Top of Listed entries

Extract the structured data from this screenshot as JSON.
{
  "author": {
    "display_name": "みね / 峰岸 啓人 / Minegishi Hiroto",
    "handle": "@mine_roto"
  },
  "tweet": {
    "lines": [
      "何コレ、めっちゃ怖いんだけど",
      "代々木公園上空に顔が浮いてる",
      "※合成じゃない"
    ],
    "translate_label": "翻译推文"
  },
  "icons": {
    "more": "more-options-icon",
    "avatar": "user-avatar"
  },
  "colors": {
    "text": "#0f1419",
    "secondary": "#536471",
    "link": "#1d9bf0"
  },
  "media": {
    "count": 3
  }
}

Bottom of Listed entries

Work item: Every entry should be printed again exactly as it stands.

Exercise result:
Extract the structured data from this screenshot as JSON.
{
  "author": {
    "display_name": "みね / 峰岸 啓人 / Minegishi Hiroto",
    "handle": "@mine_roto"
  },
  "tweet": {
    "lines": [
      "何コレ、めっちゃ怖いんだけど",
      "代々木公園上空に顔が浮いてる",
      "※合成じゃない"
    ],
    "translate_label": "翻译推文"
  },
  "icons": {
    "more": "more-options-icon",
    "avatar": "user-avatar"
  },
  "colors": {
    "text": "#0f1419",
    "secondary": "#536471",
    "link": "#1d9bf0"
  },
  "media": {
    "count": 3
  }
}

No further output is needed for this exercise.